§ Task prompt:
Report how many lines in the data include the string "Harrow", and add nothing else.

Excerpts from an interface dataset
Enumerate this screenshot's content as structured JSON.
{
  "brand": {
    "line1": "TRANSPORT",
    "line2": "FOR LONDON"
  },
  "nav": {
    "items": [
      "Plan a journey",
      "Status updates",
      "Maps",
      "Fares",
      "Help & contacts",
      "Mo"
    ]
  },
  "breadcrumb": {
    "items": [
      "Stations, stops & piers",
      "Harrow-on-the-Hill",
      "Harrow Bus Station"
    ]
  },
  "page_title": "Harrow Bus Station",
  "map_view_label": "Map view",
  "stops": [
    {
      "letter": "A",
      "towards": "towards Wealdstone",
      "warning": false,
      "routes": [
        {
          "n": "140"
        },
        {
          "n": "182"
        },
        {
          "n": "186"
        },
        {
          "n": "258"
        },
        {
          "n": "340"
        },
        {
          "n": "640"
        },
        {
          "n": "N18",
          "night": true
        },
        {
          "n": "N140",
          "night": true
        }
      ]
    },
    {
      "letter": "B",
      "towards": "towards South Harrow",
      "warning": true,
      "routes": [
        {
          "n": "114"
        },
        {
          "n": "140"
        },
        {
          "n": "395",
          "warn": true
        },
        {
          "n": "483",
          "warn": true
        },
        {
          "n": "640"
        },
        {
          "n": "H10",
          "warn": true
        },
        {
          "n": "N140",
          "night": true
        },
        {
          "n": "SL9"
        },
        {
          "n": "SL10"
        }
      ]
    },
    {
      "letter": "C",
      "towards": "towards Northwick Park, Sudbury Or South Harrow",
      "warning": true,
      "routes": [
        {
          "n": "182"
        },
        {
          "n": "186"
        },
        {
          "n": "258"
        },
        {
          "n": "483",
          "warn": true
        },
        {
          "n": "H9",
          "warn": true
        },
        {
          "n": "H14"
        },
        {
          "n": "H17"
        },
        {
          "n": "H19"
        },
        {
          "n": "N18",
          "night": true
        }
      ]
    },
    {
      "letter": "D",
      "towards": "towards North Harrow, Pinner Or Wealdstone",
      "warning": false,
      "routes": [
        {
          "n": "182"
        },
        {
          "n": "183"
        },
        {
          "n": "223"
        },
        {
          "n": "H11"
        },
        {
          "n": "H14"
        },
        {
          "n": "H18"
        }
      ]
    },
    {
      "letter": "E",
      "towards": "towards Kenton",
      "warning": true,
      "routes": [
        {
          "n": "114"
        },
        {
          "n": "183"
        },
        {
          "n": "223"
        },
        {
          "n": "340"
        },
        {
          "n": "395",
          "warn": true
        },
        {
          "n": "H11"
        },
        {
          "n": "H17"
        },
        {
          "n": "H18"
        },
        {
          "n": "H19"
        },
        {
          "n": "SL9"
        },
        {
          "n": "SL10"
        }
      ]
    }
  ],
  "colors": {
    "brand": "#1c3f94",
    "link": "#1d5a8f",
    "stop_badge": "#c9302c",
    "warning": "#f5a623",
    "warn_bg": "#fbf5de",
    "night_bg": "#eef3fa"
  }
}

§ Response to this task:
6